“We know many students perceive the culture here as one of non-involvement,” she said. “We have to be intentionally intrusive. We try to be with them in the first few weeks to get them involved.”

Sophomore Jennifer Causey said the early efforts of Student Life got her interested in the different student organizations on campus. After graduating high school two years ago in Louisville, Causey said she didn’t plan on joining any organizations here at NKU because she was burnt out. She said she had been active in many organizations at her high school and said she wanted to have more free time in college. On move-in day during her first semester, however, she said she saw sororities recruiting for members. She said she realized this would be a great way to meet people and joined Delta Gamma. Now she is also a member of the Speech Club, Team NKU, Student Government Association and Norse Force.

“Being involved in a sorority opened up other doors for me,” Causey said.

While only 16 percent of freshmen say they will get involved, surveys given to every graduating senior show 55 percent joined at least one student organization. The discrepancy between anticipated involvement of new students and the actual involvement by the end of one’s education is the result of a conscious effort by the University to promote involvement, said Fran Zaniello, director of first-year programs.

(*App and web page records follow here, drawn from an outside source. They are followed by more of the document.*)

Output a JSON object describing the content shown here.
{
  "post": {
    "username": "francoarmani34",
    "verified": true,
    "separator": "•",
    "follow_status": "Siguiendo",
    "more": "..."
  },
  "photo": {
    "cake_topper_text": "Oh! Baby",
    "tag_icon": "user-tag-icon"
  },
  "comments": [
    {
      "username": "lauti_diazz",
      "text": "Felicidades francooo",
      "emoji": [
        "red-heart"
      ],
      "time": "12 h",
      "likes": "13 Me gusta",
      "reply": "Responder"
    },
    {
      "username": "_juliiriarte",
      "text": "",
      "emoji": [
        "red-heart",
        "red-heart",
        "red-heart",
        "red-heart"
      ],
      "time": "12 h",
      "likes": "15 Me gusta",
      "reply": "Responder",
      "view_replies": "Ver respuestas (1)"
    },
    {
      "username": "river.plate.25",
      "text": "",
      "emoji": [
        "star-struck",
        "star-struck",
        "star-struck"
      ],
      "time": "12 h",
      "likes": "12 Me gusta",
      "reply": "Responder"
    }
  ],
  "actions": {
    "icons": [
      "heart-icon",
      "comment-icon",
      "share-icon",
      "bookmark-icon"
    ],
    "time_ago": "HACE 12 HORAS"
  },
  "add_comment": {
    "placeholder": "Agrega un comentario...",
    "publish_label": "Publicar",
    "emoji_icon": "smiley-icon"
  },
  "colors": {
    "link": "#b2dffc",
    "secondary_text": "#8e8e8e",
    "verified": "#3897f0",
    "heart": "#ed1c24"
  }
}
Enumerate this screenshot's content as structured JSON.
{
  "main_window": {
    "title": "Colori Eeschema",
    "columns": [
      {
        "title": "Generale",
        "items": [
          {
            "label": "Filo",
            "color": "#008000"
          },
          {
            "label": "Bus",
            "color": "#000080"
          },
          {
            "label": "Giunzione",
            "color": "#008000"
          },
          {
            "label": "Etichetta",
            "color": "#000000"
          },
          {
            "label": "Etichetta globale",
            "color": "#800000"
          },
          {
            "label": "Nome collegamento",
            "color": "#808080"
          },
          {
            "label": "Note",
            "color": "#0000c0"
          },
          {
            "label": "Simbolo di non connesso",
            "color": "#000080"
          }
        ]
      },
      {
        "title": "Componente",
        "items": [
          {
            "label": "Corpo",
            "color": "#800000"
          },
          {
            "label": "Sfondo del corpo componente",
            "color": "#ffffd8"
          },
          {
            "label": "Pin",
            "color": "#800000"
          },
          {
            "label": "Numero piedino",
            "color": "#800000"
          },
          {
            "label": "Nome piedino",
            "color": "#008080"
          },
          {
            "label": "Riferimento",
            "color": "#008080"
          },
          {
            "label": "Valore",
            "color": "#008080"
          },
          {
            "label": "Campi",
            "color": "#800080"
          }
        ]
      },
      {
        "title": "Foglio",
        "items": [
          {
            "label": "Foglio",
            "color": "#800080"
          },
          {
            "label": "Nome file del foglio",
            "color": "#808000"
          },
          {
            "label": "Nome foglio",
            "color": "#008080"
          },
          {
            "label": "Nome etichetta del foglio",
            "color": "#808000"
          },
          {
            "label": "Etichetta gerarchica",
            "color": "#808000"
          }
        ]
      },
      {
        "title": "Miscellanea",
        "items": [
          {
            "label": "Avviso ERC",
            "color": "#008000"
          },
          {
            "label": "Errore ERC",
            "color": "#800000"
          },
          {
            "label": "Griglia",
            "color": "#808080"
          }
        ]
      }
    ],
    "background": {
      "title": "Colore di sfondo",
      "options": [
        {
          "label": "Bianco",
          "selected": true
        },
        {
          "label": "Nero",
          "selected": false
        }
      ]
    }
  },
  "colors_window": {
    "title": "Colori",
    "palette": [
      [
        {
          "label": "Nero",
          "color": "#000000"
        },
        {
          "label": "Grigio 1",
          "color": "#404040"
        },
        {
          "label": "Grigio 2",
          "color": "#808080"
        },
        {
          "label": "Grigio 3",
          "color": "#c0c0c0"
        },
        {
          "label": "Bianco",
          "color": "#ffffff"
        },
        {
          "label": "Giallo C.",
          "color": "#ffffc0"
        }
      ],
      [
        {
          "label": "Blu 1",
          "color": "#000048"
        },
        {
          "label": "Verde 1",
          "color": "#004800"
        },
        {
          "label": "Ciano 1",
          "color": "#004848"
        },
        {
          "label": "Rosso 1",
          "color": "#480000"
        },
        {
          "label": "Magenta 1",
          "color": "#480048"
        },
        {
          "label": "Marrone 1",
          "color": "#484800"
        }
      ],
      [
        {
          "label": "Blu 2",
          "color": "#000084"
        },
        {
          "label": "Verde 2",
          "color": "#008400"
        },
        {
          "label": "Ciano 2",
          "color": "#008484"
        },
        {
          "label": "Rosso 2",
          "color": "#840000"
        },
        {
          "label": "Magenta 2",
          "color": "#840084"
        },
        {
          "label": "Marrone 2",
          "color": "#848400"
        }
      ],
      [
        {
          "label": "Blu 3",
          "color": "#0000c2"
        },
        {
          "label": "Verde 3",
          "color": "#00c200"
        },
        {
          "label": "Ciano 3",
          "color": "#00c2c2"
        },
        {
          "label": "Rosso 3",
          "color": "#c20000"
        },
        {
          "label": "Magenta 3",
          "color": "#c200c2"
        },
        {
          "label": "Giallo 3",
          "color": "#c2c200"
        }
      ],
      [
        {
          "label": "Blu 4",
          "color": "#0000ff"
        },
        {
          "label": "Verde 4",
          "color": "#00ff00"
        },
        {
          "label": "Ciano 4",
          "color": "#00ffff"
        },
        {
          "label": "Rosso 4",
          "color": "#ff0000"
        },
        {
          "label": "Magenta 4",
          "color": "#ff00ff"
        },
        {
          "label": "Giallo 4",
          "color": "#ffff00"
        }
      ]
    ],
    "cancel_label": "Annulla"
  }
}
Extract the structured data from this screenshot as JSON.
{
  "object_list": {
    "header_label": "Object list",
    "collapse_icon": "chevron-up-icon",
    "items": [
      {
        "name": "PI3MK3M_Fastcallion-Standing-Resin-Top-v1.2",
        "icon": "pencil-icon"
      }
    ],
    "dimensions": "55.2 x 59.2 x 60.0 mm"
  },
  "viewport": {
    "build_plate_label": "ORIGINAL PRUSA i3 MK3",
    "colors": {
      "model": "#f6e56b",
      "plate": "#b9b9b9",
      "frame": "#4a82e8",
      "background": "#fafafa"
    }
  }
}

Courses like University 101 force students to see the variety of activities on campus, she said. University 101 classes introduce freshmen to college life by showing them the different areas of campus and of college life in general.

Over the last several years, the University 101 class has expanded to require students to attend more events. Knowing 55 percent of the students will have joined an organization by the time they reach their senior year she said reaffirms the importance of getting freshmen to many events.

“It has given us more courage to say to students, ‘If you attend these things, you will be glad you did, you will be more satisfied’,” Zaniello said.

The survey also revealed that students were more conservative at NKU than at most other colleges.

Higher percentages of freshmen felt abortions and marijuana should be illegal and affirmative action abolished.

Students were also 18 percent less likely to socialize with someone of another race. Baker said these findings are a result of NKU’s surroundings.

“It has much more to do with our region,” she said. “Our students look like where they come from.”